As I refreshed my training material in preparation for my next AMA Marketing Boot Camp, I got to thinking about the ways marketing has changed since I started teaching this program more than ten years ago.
Marketing's traditional “4 Ps” framework – Product (what you offer), Price (what you charge), Promotion (how you communicate it) and Place (where the customer obtains the product/service) – has changed significantly over the past 10+ years with the rapid growth of social media. Here are a few highlights of these changes.
Then: consumers depended on product information primarily from the manufacturer. Satisfied and dissatisfied consumers shared their joy or frustration with traditional word-of-mouth – influencing dozens, maybe even hundreds of people in their local network.
Now: consumers rely on word-of-mouse to obtain product info and instantaneously share their experiences with millions of people in community-based and global networks.
Then: comparison price shopping took serious time and effort.
Now: it’s much faster and easier to obtain pricing info with online research and mobile apps.
Then: consumers enjoyed new-found convenience as shopping opportunities grew from bricks-and-mortar to clicks-and-mortar.
Now: consumers enjoy the any time/any place convenience of shopping and entertainment, including downloading music, movies, and books.
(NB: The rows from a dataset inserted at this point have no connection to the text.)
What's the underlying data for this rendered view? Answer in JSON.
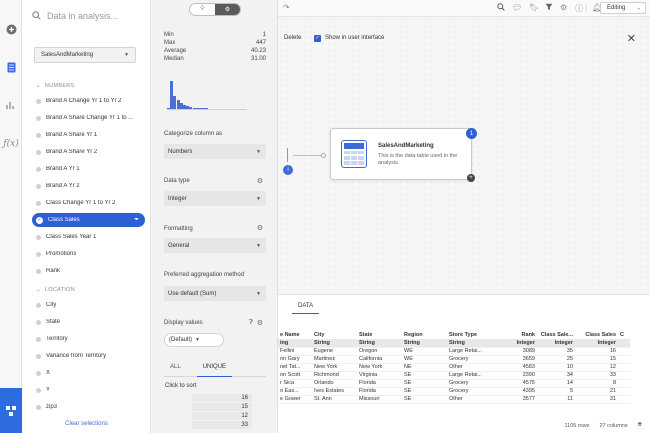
{
  "search": {
    "placeholder": "Data in analysis..."
  },
  "data_table": {
    "selected": "SalesAndMarketing"
  },
  "groups": {
    "numbers": "NUMBERS",
    "location": "LOCATION"
  },
  "fields_numbers": [
    "Brand A Change Yr 1 to Yr 2",
    "Brand A Share Change Yr 1 to ...",
    "Brand A Share Yr 1",
    "Brand A Share Yr 2",
    "Brand A Yr 1",
    "Brand A Yr 2",
    "Class Change Yr 1 to Yr 2",
    "Class Sales",
    "Class Sales Year 1",
    "Promotions",
    "Rank"
  ],
  "fields_location": [
    "City",
    "State",
    "Territory",
    "Variance from Territory",
    "X",
    "Y",
    "zip3"
  ],
  "selected_field": "Class Sales",
  "clear_selection": "Clear selections",
  "stats": [
    {
      "label": "Min",
      "value": "1"
    },
    {
      "label": "Max",
      "value": "447"
    },
    {
      "label": "Average",
      "value": "40.23"
    },
    {
      "label": "Median",
      "value": "31.00"
    }
  ],
  "histogram": [
    0.05,
    0.95,
    0.45,
    0.3,
    0.2,
    0.12,
    0.1,
    0.06,
    0.04,
    0.04,
    0.03,
    0.02,
    0.02
  ],
  "properties": {
    "categorize_label": "Categorize column as",
    "categorize_value": "Numbers",
    "datatype_label": "Data type",
    "datatype_value": "Integer",
    "formatting_label": "Formatting",
    "formatting_value": "General",
    "aggregation_label": "Preferred aggregation method",
    "aggregation_value": "Use default (Sum)",
    "display_label": "Display values",
    "display_value": "(Default)",
    "tab_all": "ALL",
    "tab_unique": "UNIQUE",
    "click_sort": "Click to sort",
    "unique_values": [
      "16",
      "15",
      "12",
      "33"
    ]
  },
  "topbar": {
    "mode": "Editing"
  },
  "editbar": {
    "delete": "Delete",
    "show_ui": "Show in user interface"
  },
  "node": {
    "badge": "1",
    "title": "SalesAndMarketing",
    "desc": "This is the data table used in the analysis."
  },
  "data": {
    "tab": "DATA",
    "headers": [
      "e Name",
      "City",
      "State",
      "Region",
      "Store Type",
      "Rank",
      "Class Sale...",
      "Class Sales",
      "C"
    ],
    "types": [
      "ing",
      "String",
      "String",
      "String",
      "String",
      "Integer",
      "Integer",
      "Integer",
      ""
    ],
    "rows": [
      [
        "Fellini",
        "Eugene",
        "Oregon",
        "WE",
        "Large Retai...",
        "3089",
        "35",
        "16",
        ""
      ],
      [
        "nn Gary",
        "Martinez",
        "California",
        "WE",
        "Grocery",
        "3659",
        "25",
        "15",
        ""
      ],
      [
        "nel Tat...",
        "New York",
        "New York",
        "NE",
        "Other",
        "4583",
        "10",
        "12",
        ""
      ],
      [
        "on Scott",
        "Richmond",
        "Virginia",
        "SE",
        "Large Retai...",
        "2390",
        "34",
        "33",
        ""
      ],
      [
        "r Sica",
        "Orlando",
        "Florida",
        "SE",
        "Grocery",
        "4575",
        "14",
        "8",
        ""
      ],
      [
        "o Eas...",
        "Ives Estates",
        "Florida",
        "SE",
        "Grocery",
        "4395",
        "5",
        "21",
        ""
      ],
      [
        "e Gower",
        "St. Ann",
        "Missouri",
        "SE",
        "Other",
        "3577",
        "11",
        "31",
        ""
      ]
    ],
    "rows_count": "1105 rows",
    "cols_count": "27 columns"
  }
}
They can also acquire knowledge via an infinite number of podcasts, webinars, and (my new favorite) TedTalks.
Then: consumers were no longer passive recipients of promotional messages as they enjoyed skipping over commercials using technology offered by digital video recorders.
Now: some consumers are increasingly immune to marketing messages, although some enjoy participating in message development (“make-your-own-commercials”) and brand advocacy (fan pages).
Technology and social media have enabled customer relationship management (CRM) to evolve from “What more can we sell to consumers?” to “How can we more effectively engage them?” Hence, the new 5th P of marketing: Participation.
I welcome your thoughts on how marketing has changed in the past 10+ years.